In an earlier statement, Harry Maguire condemned the attack, saying "the people who did this are cowards, skulking around in the dead of night attempting to intimidate our community".
He added: “These efforts will fail. I will not be deterred from doing the right thing for my community.
“I would ask the small number of people who in some way provide cover to those responsible for these threats and the blast, is that what you are supporting?
“My mother is 85. Are these threats and attacks being done in your name?
“If anybody in my community wishes to challenge me or those who are trying to build the peace or make progress in our communities then challenge me across a table."
Maguire was jailed for life for the 1988 murders of two British corporals at an IRA funeral in west Belfast. After being released from prison under the term of the Good Friday Agreement he was a leading figure in Community Restorative Justice in west Belfast.
Sinn Féin MP Paul Maskey described the attack as "an attack on the entire community".
This was the latest attack on people linked to Sinn Féin. In a separate incident last week, there was a failed bomb attack on the home of the brother of the late solicitor Pat Finucane.
Martin Finucane, the uncle of Sinn Féin MP John Finucane, found the crude unexploded device outside his west Belfast home.
Earlier this month, Michelle O’Neill, Deputy First Minister, said officers had warned that dissident republicans were planning to attack her and Sinn Féin colleague MP Gerry Kelly.
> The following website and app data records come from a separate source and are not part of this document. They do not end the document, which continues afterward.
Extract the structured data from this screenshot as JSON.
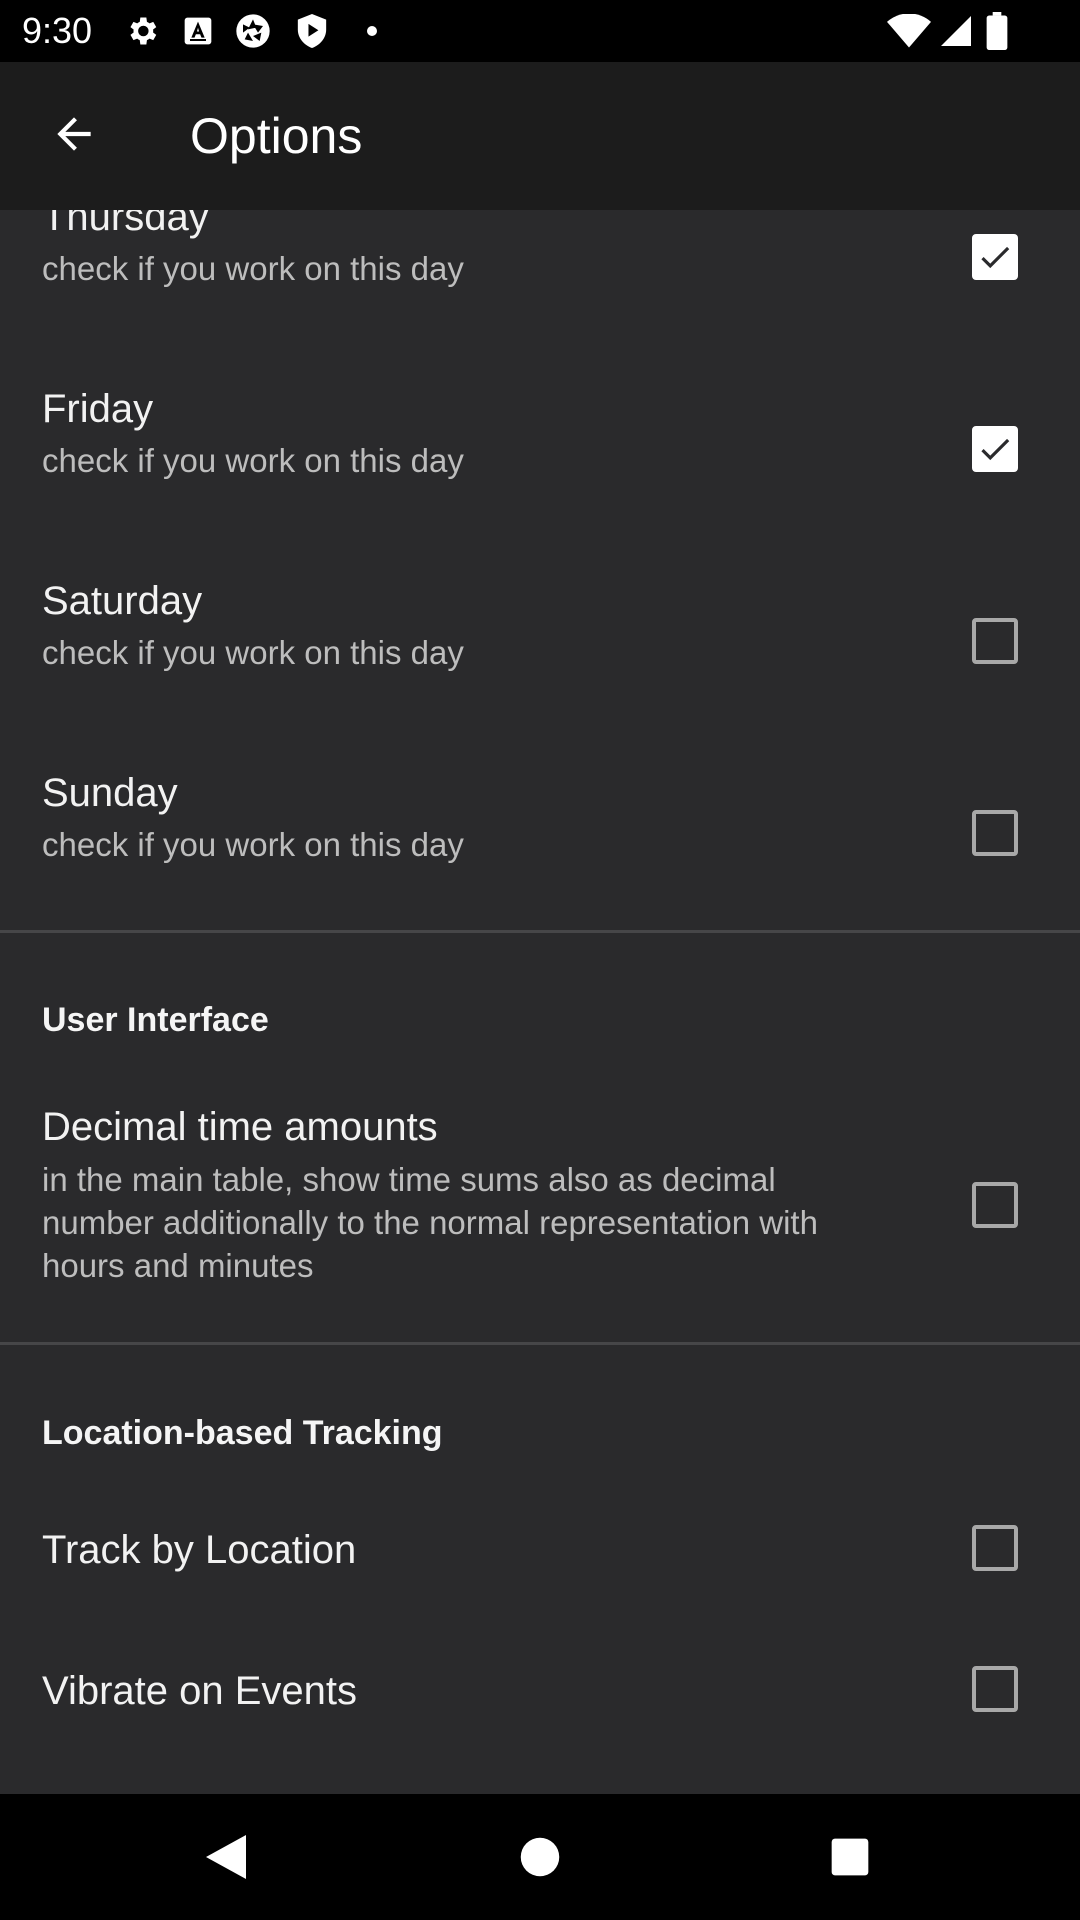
{
  "status_bar": {
    "time": "9:30",
    "left_icons": [
      "gear-icon",
      "font-icon",
      "camera-aperture-icon",
      "shield-play-icon",
      "dot-icon"
    ],
    "right_icons": [
      "wifi-icon",
      "cellular-signal-icon",
      "battery-icon"
    ]
  },
  "app_bar": {
    "back_icon": "arrow-back-icon",
    "title": "Options"
  },
  "workdays": [
    {
      "title": "Thursday",
      "summary": "check if you work on this day",
      "checked": true
    },
    {
      "title": "Friday",
      "summary": "check if you work on this day",
      "checked": true
    },
    {
      "title": "Saturday",
      "summary": "check if you work on this day",
      "checked": false
    },
    {
      "title": "Sunday",
      "summary": "check if you work on this day",
      "checked": false
    }
  ],
  "user_interface": {
    "category": "User Interface",
    "decimal_time": {
      "title": "Decimal time amounts",
      "summary": "in the main table, show time sums also as decimal number additionally to the normal representation with hours and minutes",
      "checked": false
    }
  },
  "location_tracking": {
    "category": "Location-based Tracking",
    "track_by_location": {
      "title": "Track by Location",
      "checked": false
    },
    "vibrate_on_events": {
      "title": "Vibrate on Events",
      "checked": false
    }
  },
  "nav_bar": {
    "icons": [
      "back-triangle-icon",
      "home-circle-icon",
      "recents-square-icon"
    ]
  },
  "colors": {
    "background": "#2a2a2c",
    "app_bar": "#1c1c1c",
    "status_bar": "#000000",
    "checkbox_checked": "#ffffff",
    "checkbox_unchecked_border": "#a8a8a8"
  }
}
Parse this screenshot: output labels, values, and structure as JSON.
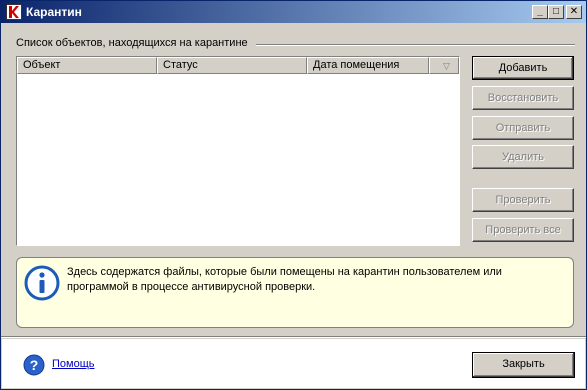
{
  "window": {
    "title": "Карантин",
    "controls": {
      "minimize": "_",
      "maximize": "□",
      "close": "✕"
    }
  },
  "group": {
    "label": "Список объектов, находящихся на карантине"
  },
  "list": {
    "columns": [
      "Объект",
      "Статус",
      "Дата помещения"
    ],
    "sort_indicator": "▽",
    "rows": []
  },
  "buttons": {
    "add": "Добавить",
    "restore": "Восстановить",
    "send": "Отправить",
    "delete": "Удалить",
    "scan": "Проверить",
    "scan_all": "Проверить все"
  },
  "info": {
    "text": "Здесь содержатся файлы, которые были помещены на карантин пользователем или программой в процессе антивирусной проверки."
  },
  "footer": {
    "help_link": "Помощь",
    "close_button": "Закрыть"
  },
  "colors": {
    "title_start": "#0a246a",
    "title_end": "#a6caf0",
    "face": "#d4d0c8",
    "info_bg": "#ffffe1",
    "info_icon": "#1c5bb8",
    "link": "#0000c0"
  }
}
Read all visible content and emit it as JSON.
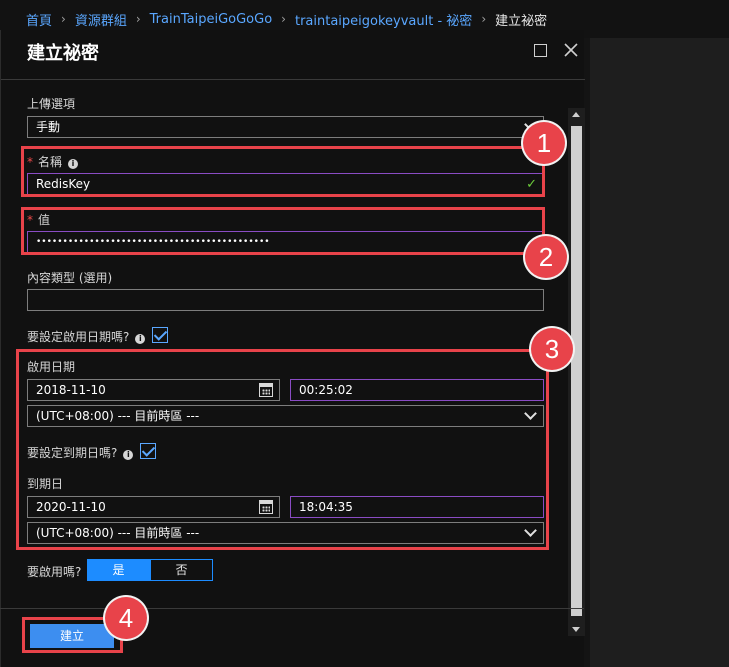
{
  "breadcrumb": {
    "items": [
      "首頁",
      "資源群組",
      "TrainTaipeiGoGoGo",
      "traintaipeigokeyvault - 祕密"
    ],
    "current": "建立祕密",
    "separator": "›"
  },
  "blade": {
    "title": "建立祕密"
  },
  "form": {
    "upload_label": "上傳選項",
    "upload_value": "手動",
    "name_label": "名稱",
    "name_value": "RedisKey",
    "value_label": "值",
    "value_masked": "••••••••••••••••••••••••••••••••••••••••••••",
    "content_type_label": "內容類型 (選用)",
    "content_type_value": "",
    "set_activation_label": "要設定啟用日期嗎?",
    "activation_date_label": "啟用日期",
    "activation_date": "2018-11-10",
    "activation_time": "00:25:02",
    "activation_tz": "(UTC+08:00) --- 目前時區 ---",
    "set_expiration_label": "要設定到期日嗎?",
    "expiration_date_label": "到期日",
    "expiration_date": "2020-11-10",
    "expiration_time": "18:04:35",
    "expiration_tz": "(UTC+08:00) --- 目前時區 ---",
    "enabled_label": "要啟用嗎?",
    "enabled_yes": "是",
    "enabled_no": "否"
  },
  "footer": {
    "create_label": "建立"
  },
  "annotations": {
    "badges": [
      "1",
      "2",
      "3",
      "4"
    ],
    "color": "#e8434a"
  },
  "colors": {
    "accent": "#1d8cff",
    "link": "#5aa7ff",
    "focus_border": "#8a4cc4",
    "valid_check": "#6ccb3b"
  }
}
She said police had told them the New IRA was the group behind the plan.